- [What is expected]: Return each record shown beneath, word for word.

Items from an interface collection:
*** Block opens ***
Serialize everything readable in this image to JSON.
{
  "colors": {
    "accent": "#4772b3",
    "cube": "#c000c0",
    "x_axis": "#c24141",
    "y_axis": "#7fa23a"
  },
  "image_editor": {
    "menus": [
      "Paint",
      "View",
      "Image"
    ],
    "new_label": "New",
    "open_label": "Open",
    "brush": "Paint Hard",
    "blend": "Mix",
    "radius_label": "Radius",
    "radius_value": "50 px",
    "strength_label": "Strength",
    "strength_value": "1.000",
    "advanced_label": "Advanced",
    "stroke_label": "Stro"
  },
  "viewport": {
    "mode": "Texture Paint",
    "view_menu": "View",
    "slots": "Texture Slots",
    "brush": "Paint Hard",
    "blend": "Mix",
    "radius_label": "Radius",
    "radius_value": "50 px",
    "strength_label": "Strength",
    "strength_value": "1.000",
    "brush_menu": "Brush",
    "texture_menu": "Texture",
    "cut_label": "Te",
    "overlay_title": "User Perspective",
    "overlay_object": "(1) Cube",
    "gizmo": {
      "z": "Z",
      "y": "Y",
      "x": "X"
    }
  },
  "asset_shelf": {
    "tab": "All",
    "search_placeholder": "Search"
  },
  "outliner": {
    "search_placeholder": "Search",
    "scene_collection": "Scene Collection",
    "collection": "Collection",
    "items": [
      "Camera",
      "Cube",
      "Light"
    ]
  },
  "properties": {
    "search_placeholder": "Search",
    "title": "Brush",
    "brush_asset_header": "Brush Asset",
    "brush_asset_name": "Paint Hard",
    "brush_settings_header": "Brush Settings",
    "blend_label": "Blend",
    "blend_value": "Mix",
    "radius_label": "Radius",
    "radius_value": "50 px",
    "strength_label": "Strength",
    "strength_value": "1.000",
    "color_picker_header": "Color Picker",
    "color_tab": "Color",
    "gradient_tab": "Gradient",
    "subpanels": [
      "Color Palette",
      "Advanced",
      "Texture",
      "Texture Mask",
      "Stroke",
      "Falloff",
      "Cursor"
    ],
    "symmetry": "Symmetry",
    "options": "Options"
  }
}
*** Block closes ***
- [Solution to the problem]:
Serialize everything readable in this image to JSON.
{
  "colors": {
    "accent": "#4772b3",
    "cube": "#c000c0",
    "x_axis": "#c24141",
    "y_axis": "#7fa23a"
  },
  "image_editor": {
    "menus": [
      "Paint",
      "View",
      "Image"
    ],
    "new_label": "New",
    "open_label": "Open",
    "brush": "Paint Hard",
    "blend": "Mix",
    "radius_label": "Radius",
    "radius_value": "50 px",
    "strength_label": "Strength",
    "strength_value": "1.000",
    "advanced_label": "Advanced",
    "stroke_label": "Stro"
  },
  "viewport": {
    "mode": "Texture Paint",
    "view_menu": "View",
    "slots": "Texture Slots",
    "brush": "Paint Hard",
    "blend": "Mix",
    "radius_label": "Radius",
    "radius_value": "50 px",
    "strength_label": "Strength",
    "strength_value": "1.000",
    "brush_menu": "Brush",
    "texture_menu": "Texture",
    "cut_label": "Te",
    "overlay_title": "User Perspective",
    "overlay_object": "(1) Cube",
    "gizmo": {
      "z": "Z",
      "y": "Y",
      "x": "X"
    }
  },
  "asset_shelf": {
    "tab": "All",
    "search_placeholder": "Search"
  },
  "outliner": {
    "search_placeholder": "Search",
    "scene_collection": "Scene Collection",
    "collection": "Collection",
    "items": [
      "Camera",
      "Cube",
      "Light"
    ]
  },
  "properties": {
    "search_placeholder": "Search",
    "title": "Brush",
    "brush_asset_header": "Brush Asset",
    "brush_asset_name": "Paint Hard",
    "brush_settings_header": "Brush Settings",
    "blend_label": "Blend",
    "blend_value": "Mix",
    "radius_label": "Radius",
    "radius_value": "50 px",
    "strength_label": "Strength",
    "strength_value": "1.000",
    "color_picker_header": "Color Picker",
    "color_tab": "Color",
    "gradient_tab": "Gradient",
    "subpanels": [
      "Color Palette",
      "Advanced",
      "Texture",
      "Texture Mask",
      "Stroke",
      "Falloff",
      "Cursor"
    ],
    "symmetry": "Symmetry",
    "options": "Options"
  }
}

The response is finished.